## TASK INSTRUCTIONS
The required output is the exact sequence of lines from the line holding "Transcribe this image's" to the end of the records, inclusive.

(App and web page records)
┄┄┄┄┄┄┄┄┄┄
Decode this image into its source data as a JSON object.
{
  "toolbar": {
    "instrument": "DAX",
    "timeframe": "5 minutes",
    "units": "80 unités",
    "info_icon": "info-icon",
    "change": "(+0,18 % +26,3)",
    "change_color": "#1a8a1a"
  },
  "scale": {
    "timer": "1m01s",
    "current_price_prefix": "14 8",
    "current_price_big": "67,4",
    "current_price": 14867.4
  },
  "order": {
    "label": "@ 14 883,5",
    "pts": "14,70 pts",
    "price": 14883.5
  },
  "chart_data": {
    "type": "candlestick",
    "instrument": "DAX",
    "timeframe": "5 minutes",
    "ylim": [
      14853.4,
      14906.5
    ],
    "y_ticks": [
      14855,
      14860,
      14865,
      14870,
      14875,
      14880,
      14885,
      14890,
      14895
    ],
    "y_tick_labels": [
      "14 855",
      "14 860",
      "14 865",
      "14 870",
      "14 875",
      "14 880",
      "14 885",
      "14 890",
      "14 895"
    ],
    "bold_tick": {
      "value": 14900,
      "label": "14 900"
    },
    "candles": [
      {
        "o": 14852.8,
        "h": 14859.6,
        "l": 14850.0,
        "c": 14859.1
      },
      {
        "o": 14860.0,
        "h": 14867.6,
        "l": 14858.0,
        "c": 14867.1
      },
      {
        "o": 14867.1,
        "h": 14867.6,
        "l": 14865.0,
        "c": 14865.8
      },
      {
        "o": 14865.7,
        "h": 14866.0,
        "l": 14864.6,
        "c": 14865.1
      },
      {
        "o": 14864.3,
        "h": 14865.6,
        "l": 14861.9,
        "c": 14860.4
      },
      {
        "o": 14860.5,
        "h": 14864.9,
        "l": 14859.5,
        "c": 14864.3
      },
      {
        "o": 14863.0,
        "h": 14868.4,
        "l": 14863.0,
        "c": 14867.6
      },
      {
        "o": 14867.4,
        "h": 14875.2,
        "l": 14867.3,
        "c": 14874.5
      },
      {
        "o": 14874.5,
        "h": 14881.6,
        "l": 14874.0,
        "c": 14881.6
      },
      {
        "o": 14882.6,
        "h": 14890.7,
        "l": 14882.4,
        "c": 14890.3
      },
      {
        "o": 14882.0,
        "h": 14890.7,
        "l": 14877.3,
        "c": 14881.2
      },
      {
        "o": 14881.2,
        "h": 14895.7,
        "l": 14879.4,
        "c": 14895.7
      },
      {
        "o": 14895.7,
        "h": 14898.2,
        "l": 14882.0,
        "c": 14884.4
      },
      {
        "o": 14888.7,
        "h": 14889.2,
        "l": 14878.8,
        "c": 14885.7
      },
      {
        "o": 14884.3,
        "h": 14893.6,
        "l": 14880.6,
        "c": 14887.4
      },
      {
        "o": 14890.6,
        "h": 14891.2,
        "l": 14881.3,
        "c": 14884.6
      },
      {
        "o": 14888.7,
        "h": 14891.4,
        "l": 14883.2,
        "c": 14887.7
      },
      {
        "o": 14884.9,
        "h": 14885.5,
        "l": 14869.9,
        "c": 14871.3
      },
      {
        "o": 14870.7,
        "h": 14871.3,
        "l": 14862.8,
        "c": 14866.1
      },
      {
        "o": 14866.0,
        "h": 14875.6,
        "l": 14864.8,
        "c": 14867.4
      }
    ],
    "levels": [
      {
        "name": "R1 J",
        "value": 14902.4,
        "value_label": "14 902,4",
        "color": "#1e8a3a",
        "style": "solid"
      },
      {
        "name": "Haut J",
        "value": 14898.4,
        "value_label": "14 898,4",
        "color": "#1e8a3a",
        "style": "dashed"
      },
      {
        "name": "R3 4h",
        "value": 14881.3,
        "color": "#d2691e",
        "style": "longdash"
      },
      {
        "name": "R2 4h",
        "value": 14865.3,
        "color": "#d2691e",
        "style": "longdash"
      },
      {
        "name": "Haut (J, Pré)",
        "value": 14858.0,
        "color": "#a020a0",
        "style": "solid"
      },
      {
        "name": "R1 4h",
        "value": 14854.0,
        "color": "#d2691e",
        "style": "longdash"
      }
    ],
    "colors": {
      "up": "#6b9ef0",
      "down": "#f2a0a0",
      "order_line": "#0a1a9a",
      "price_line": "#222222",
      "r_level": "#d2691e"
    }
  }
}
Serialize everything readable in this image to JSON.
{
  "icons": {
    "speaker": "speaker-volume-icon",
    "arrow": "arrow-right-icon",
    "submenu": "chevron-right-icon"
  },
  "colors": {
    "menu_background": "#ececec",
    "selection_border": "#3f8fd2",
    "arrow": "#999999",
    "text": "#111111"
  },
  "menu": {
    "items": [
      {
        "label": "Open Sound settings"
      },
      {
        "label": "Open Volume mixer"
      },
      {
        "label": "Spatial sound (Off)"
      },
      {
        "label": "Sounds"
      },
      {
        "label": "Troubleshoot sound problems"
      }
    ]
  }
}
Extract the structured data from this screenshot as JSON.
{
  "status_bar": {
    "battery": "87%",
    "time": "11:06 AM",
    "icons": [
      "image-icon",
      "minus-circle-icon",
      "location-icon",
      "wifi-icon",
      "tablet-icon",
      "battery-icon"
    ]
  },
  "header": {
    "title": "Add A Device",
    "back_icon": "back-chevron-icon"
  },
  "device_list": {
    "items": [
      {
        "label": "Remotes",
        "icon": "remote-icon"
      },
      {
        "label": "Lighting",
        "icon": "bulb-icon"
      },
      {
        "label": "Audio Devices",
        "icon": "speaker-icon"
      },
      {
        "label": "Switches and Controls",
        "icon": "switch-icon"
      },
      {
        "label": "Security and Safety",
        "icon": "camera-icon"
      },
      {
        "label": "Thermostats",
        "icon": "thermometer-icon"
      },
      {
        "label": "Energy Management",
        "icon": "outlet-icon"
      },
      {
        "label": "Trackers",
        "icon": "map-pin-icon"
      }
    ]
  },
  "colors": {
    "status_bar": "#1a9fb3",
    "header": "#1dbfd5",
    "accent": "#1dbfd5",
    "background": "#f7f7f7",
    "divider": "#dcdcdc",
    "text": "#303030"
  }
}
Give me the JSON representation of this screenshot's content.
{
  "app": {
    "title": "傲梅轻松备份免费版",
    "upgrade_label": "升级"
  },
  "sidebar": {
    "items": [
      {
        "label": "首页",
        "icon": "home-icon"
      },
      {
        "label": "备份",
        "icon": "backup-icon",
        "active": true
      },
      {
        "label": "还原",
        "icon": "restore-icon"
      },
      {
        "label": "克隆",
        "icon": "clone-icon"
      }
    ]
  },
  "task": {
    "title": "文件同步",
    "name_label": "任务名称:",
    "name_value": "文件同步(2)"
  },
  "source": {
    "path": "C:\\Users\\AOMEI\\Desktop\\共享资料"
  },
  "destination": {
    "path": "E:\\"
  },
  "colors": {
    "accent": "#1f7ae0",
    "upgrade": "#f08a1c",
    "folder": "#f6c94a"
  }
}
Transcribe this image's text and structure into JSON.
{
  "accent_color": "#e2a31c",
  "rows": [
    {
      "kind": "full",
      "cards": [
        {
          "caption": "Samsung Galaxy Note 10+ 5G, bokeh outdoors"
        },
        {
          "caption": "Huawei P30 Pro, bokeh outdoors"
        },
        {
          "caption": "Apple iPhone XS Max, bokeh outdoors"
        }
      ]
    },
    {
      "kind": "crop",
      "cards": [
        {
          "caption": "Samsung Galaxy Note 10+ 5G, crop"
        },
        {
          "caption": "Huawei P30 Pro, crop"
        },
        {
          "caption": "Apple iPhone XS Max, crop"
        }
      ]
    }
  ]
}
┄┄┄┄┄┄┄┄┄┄
## ANSWER TO THIS EXERCISE
Transcribe this image's text and structure into JSON.
{
  "accent_color": "#e2a31c",
  "rows": [
    {
      "kind": "full",
      "cards": [
        {
          "caption": "Samsung Galaxy Note 10+ 5G, bokeh outdoors"
        },
        {
          "caption": "Huawei P30 Pro, bokeh outdoors"
        },
        {
          "caption": "Apple iPhone XS Max, bokeh outdoors"
        }
      ]
    },
    {
      "kind": "crop",
      "cards": [
        {
          "caption": "Samsung Galaxy Note 10+ 5G, crop"
        },
        {
          "caption": "Huawei P30 Pro, crop"
        },
        {
          "caption": "Apple iPhone XS Max, crop"
        }
      ]
    }
  ]
}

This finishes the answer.